Records provided>
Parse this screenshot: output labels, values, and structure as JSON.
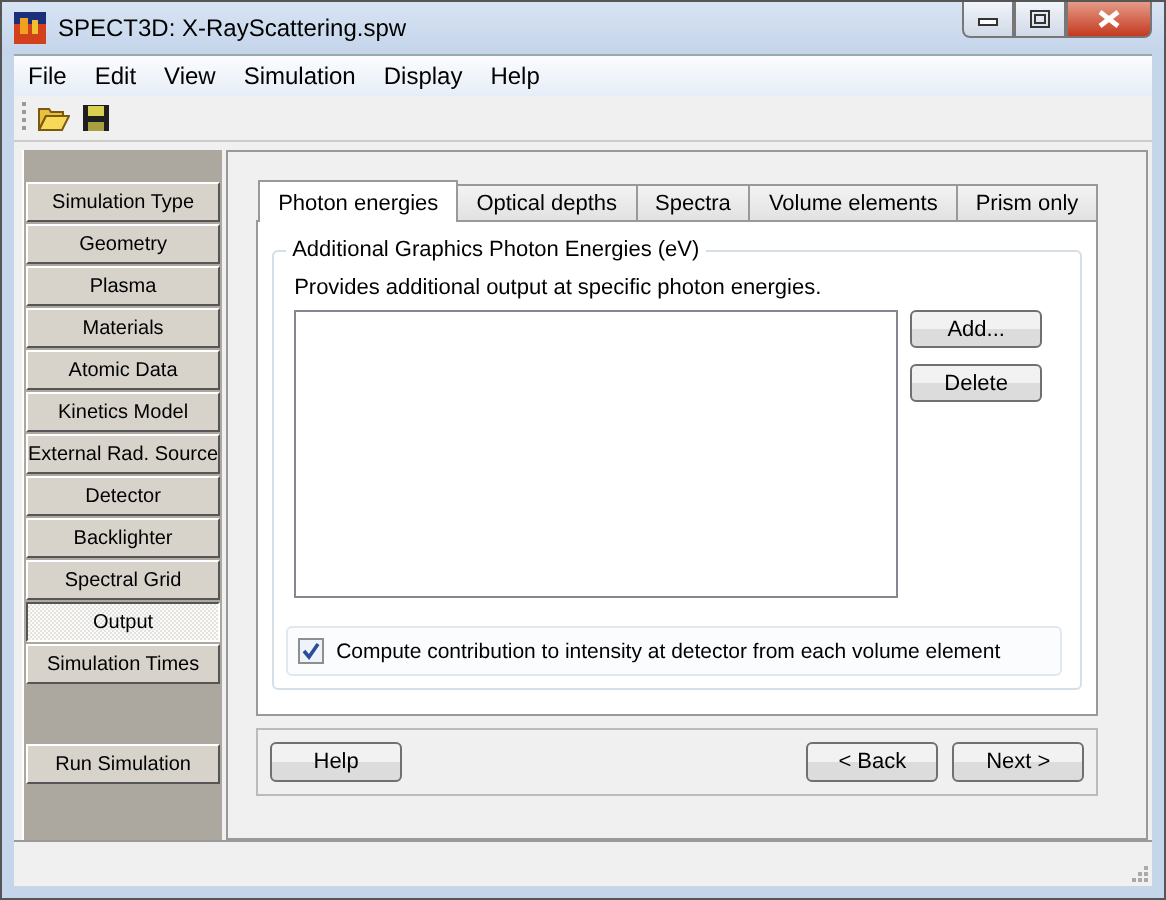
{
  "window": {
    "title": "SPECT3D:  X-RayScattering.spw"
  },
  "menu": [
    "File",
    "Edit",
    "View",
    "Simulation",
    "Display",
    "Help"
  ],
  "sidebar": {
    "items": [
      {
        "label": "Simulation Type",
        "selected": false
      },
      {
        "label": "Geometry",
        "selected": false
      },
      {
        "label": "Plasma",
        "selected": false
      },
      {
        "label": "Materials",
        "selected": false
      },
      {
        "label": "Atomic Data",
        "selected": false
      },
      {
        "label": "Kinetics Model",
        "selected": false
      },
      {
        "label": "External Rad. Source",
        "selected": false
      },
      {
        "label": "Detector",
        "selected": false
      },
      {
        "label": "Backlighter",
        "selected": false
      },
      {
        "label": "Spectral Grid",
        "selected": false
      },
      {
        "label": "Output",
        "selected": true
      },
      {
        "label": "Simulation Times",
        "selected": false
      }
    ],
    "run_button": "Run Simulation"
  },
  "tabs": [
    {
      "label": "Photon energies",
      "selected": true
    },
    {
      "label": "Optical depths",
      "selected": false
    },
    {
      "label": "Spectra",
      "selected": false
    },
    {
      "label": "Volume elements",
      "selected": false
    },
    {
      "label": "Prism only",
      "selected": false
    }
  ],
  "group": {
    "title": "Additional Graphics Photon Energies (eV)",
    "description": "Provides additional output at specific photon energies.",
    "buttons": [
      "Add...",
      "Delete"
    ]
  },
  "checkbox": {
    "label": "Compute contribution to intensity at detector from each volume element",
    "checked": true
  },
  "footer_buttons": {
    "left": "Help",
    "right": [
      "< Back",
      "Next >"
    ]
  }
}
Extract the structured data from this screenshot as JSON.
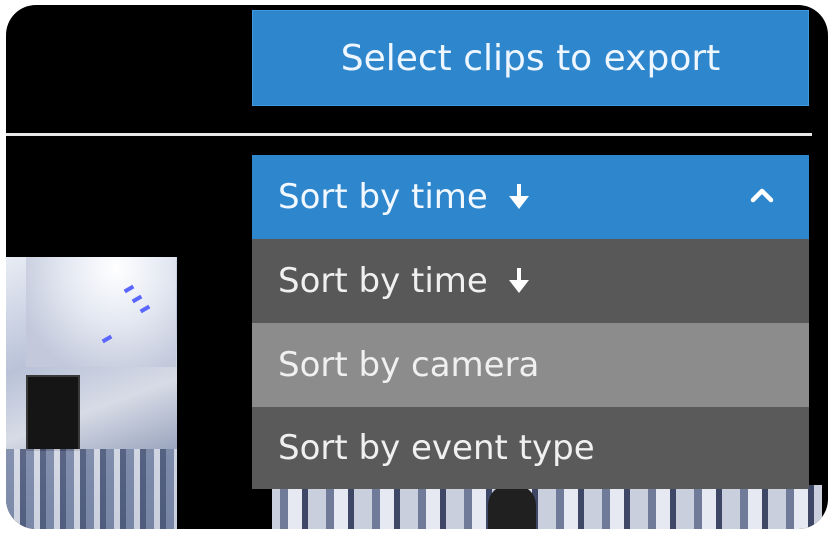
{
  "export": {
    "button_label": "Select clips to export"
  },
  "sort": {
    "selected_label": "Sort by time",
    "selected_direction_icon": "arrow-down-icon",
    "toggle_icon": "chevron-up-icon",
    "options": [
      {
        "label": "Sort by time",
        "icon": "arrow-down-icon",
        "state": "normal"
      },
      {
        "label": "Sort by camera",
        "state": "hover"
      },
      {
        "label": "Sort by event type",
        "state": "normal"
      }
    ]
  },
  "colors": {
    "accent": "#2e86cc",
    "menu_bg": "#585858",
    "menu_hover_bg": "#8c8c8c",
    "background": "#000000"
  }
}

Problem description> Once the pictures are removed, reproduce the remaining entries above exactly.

Output>
Parse this screenshot: output labels, values, and structure as JSON.
{
  "window": {
    "title": "SPECT3D:  X-RayScattering.spw"
  },
  "menu": [
    "File",
    "Edit",
    "View",
    "Simulation",
    "Display",
    "Help"
  ],
  "sidebar": {
    "items": [
      {
        "label": "Simulation Type",
        "selected": false
      },
      {
        "label": "Geometry",
        "selected": false
      },
      {
        "label": "Plasma",
        "selected": false
      },
      {
        "label": "Materials",
        "selected": false
      },
      {
        "label": "Atomic Data",
        "selected": false
      },
      {
        "label": "Kinetics Model",
        "selected": false
      },
      {
        "label": "External Rad. Source",
        "selected": false
      },
      {
        "label": "Detector",
        "selected": false
      },
      {
        "label": "Backlighter",
        "selected": false
      },
      {
        "label": "Spectral Grid",
        "selected": false
      },
      {
        "label": "Output",
        "selected": true
      },
      {
        "label": "Simulation Times",
        "selected": false
      }
    ],
    "run_button": "Run Simulation"
  },
  "tabs": [
    {
      "label": "Photon energies",
      "selected": true
    },
    {
      "label": "Optical depths",
      "selected": false
    },
    {
      "label": "Spectra",
      "selected": false
    },
    {
      "label": "Volume elements",
      "selected": false
    },
    {
      "label": "Prism only",
      "selected": false
    }
  ],
  "group": {
    "title": "Additional Graphics Photon Energies (eV)",
    "description": "Provides additional output at specific photon energies.",
    "buttons": [
      "Add...",
      "Delete"
    ]
  },
  "checkbox": {
    "label": "Compute contribution to intensity at detector from each volume element",
    "checked": true
  },
  "footer_buttons": {
    "left": "Help",
    "right": [
      "< Back",
      "Next >"
    ]
  }
}
Extract the structured data from this screenshot as JSON.
{
  "export": {
    "button_label": "Select clips to export"
  },
  "sort": {
    "selected_label": "Sort by time",
    "selected_direction_icon": "arrow-down-icon",
    "toggle_icon": "chevron-up-icon",
    "options": [
      {
        "label": "Sort by time",
        "icon": "arrow-down-icon",
        "state": "normal"
      },
      {
        "label": "Sort by camera",
        "state": "hover"
      },
      {
        "label": "Sort by event type",
        "state": "normal"
      }
    ]
  },
  "colors": {
    "accent": "#2e86cc",
    "menu_bg": "#585858",
    "menu_hover_bg": "#8c8c8c",
    "background": "#000000"
  }
}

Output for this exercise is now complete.